Now I have to admit I have always had a little bit of a soft spot for Peter Cushing, but then what self respecting horror fan hasn’t ? One thing I have always admired about him is no matter what the conditions, or the ridiculousness of the lines he is spouting, he always remains the consummate pro and the perfect English gent. It was out of a conversation about Cushing’s pro-gent qualities that I was recommended this film Corruption, and on hearing the synopsis and being fed a couple of titbits I knew I just had to see it. Before I begin if you are going to track this down make sure you get the Grindhouse Releasing version because the UK copy of this is cut and has the highlight of the entire piece taken out. Corruption is a Brit affair and could not be any further removed from the usual Peter Cushing roles, such as the work he did for Amicus or Hammer, in fact it runs more in the vein of a sleazy Norman J Warren flick or something by Pete Walker. Interestingly the director Robert Hartford-Davis also worked with Cushing on the anti-climactic and equally bizarre Incense for the Damned (1972), which I was not particularly fond of, so when I saw his name attached my hopes were a little dashed as to the potential quality. I was wrong however, this movie is a jewel in the crown of Brit Sleaze horror, it’s gritty, dirty, and has a sort of lurid quality which you do not usually associate the name Peter Cushing with, and that is part of what makes it so great. Cushing excels in his role, playing a gifted surgeon Sir John Rowan, who after an unfortunate incident where his much younger, and glamorous girlfriend Lynn gets her face burned off with a lamp, sets about stealing the faces of others to restore her lost beauty. Part of the genius of this film is the impending mental breakdown portrayed on the face of Cushing as he slips further into desperation and despair. Cushing finds himself in some pretty difficult situations as well, in a swinging party full of hippies for one, where he ends up in a scuffle after someone refers to him as a ‘toffy nosed twat’, and also wrestling with a topless hooker for another. The murder scenes are fantastic, and not without some gratuitous gore and a bit of breast which is always welcomed. As for the supporting cast well they do a fine job especially Sue Lloyd as girlfriend Lynn (anyone remember trashy Brit soap Crossroads?), and Kate O’ Mara as her sister.
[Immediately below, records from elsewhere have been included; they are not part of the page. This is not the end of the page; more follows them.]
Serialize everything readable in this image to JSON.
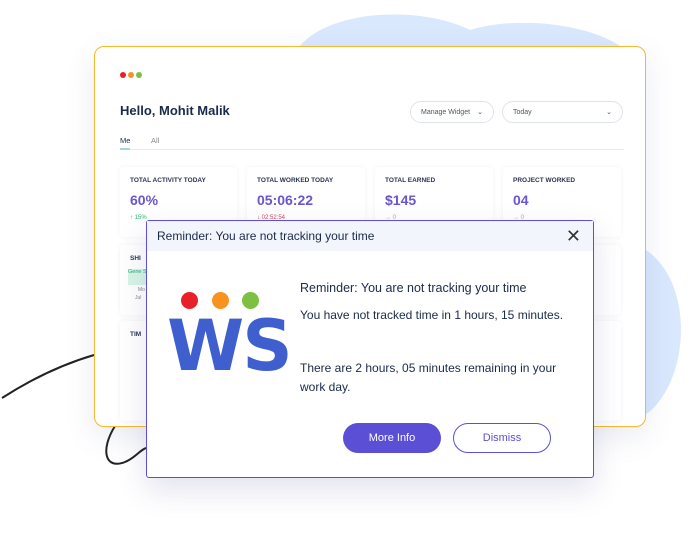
{
  "colors": {
    "accent": "#5b4fd6",
    "border": "#f5b82e",
    "logo_blue": "#3f5fcf",
    "dot_red": "#e8202a",
    "dot_orange": "#f7931e",
    "dot_green": "#7cc142"
  },
  "dashboard": {
    "greeting": "Hello, Mohit Malik",
    "manage_widget": "Manage Widget",
    "date_select": "Today",
    "tabs": [
      {
        "label": "Me",
        "active": true
      },
      {
        "label": "All",
        "active": false
      }
    ],
    "stats": [
      {
        "label": "TOTAL ACTIVITY TODAY",
        "value": "60%",
        "delta": "↑ 15%"
      },
      {
        "label": "TOTAL WORKED TODAY",
        "value": "05:06:22",
        "delta": "↓ 02:52:54"
      },
      {
        "label": "TOTAL EARNED",
        "value": "$145",
        "delta": "→ 0"
      },
      {
        "label": "PROJECT WORKED",
        "value": "04",
        "delta": "→ 0"
      }
    ],
    "shift_label": "SHI",
    "shift_badge": "Gene Shi",
    "shift_sub1": "Mo",
    "shift_sub2": "Jul",
    "time_label": "TIM"
  },
  "modal": {
    "header": "Reminder: You are not tracking your time",
    "title": "Reminder: You are not tracking your time",
    "line1": "You have not tracked time in 1 hours, 15 minutes.",
    "line2": "There are 2 hours, 05 minutes remaining in your work day.",
    "logo_text": "WS",
    "more_info": "More Info",
    "dismiss": "Dismiss",
    "close_icon": "close-icon"
  }
}
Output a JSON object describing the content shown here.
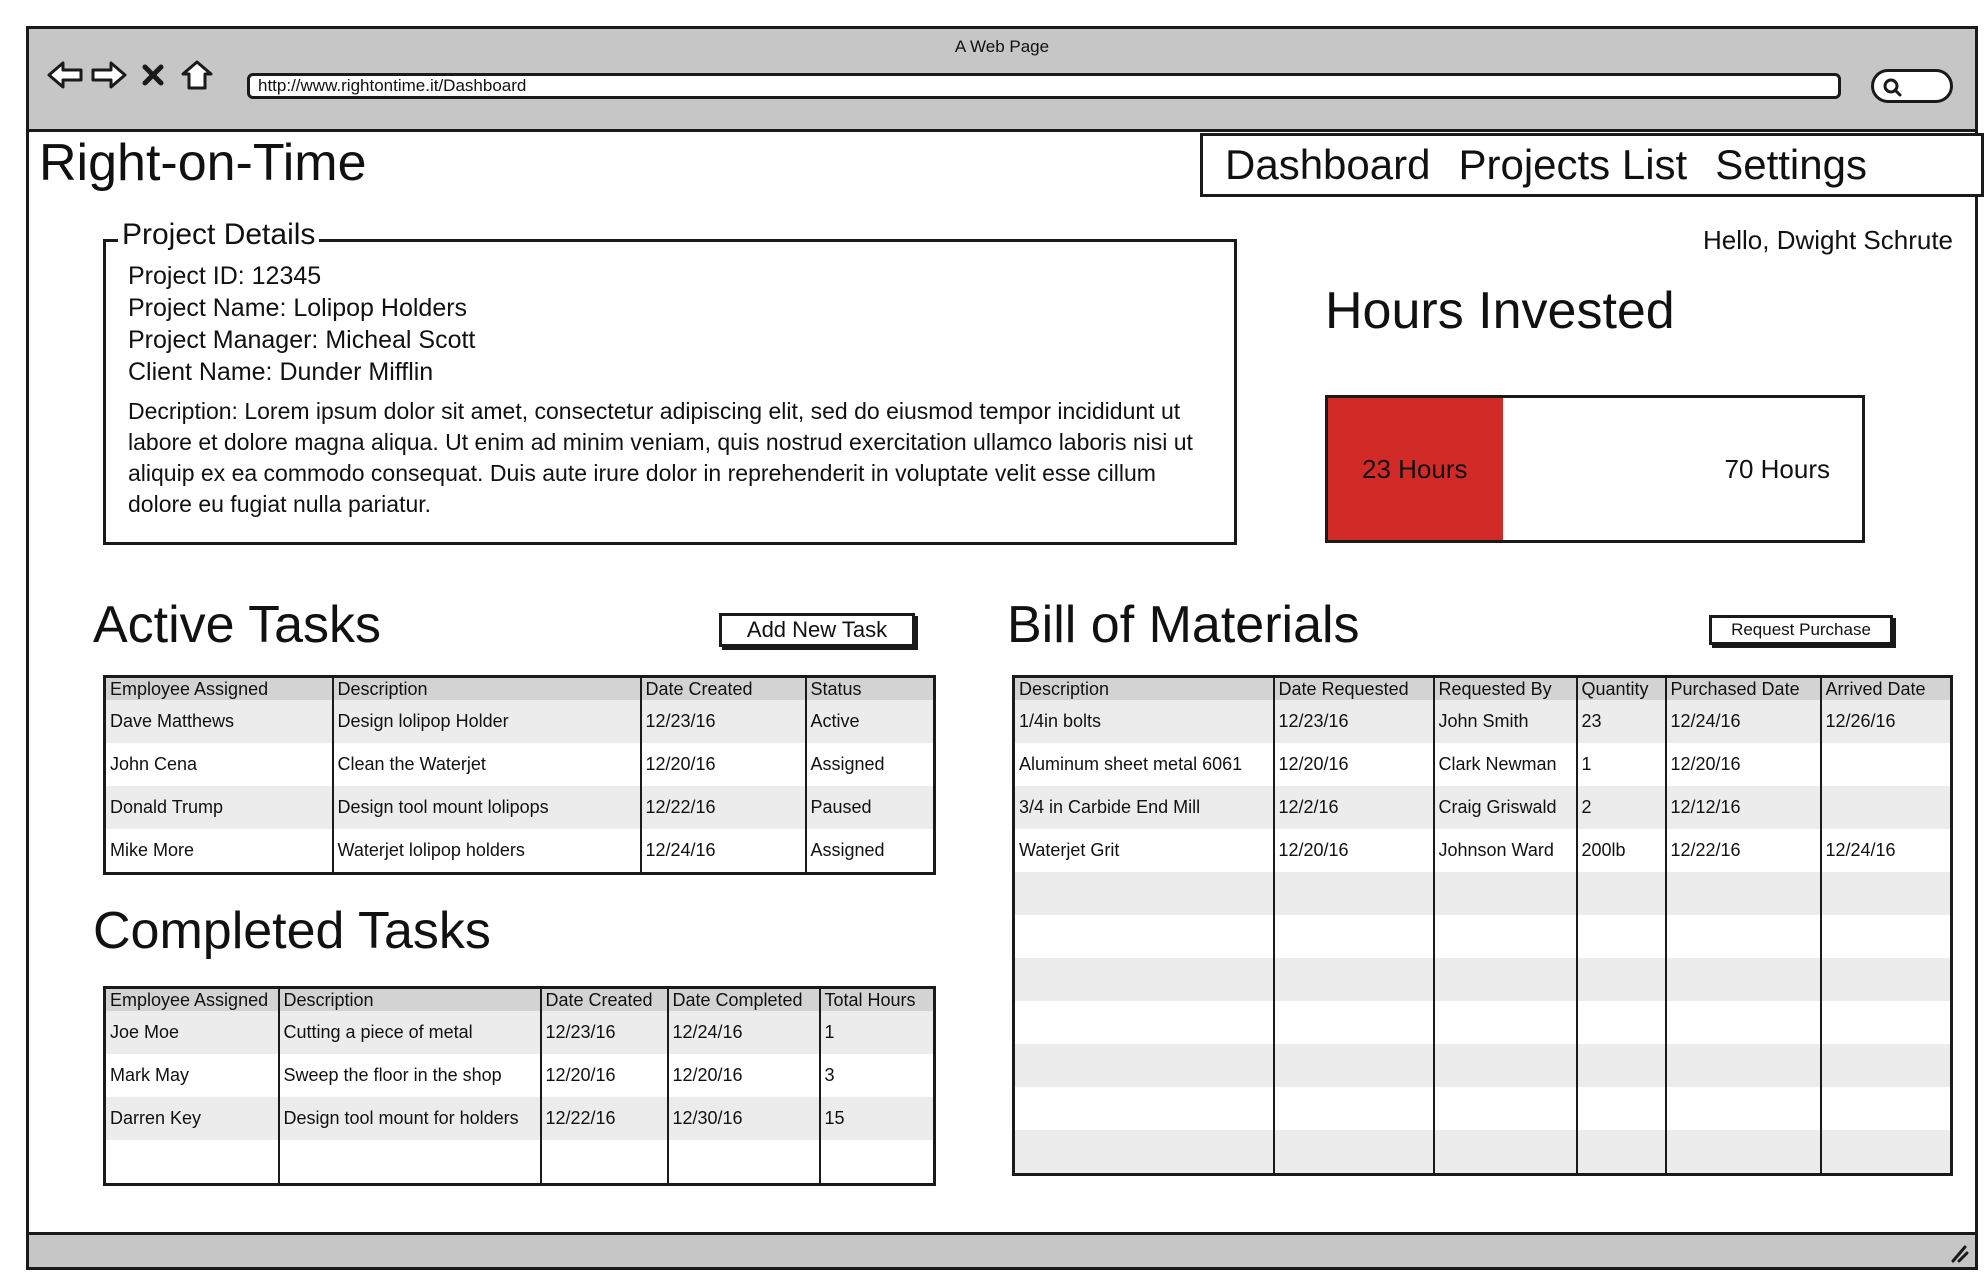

I also have to mention the cinematography in this film which is splendid, especially in the Cushing ‘lunacy’ scenes where the use of strange angles and close up shots set the tone perfectly. To see Peter Cushing rolling around on the floor, hair all over the place, with his hands on a prostitute’s boobs, well I never thought I would see the day I would be writing about that! All I can say is seek this out if you can, I promise you will not be disappointed; this one is definitely going in my cult classic section.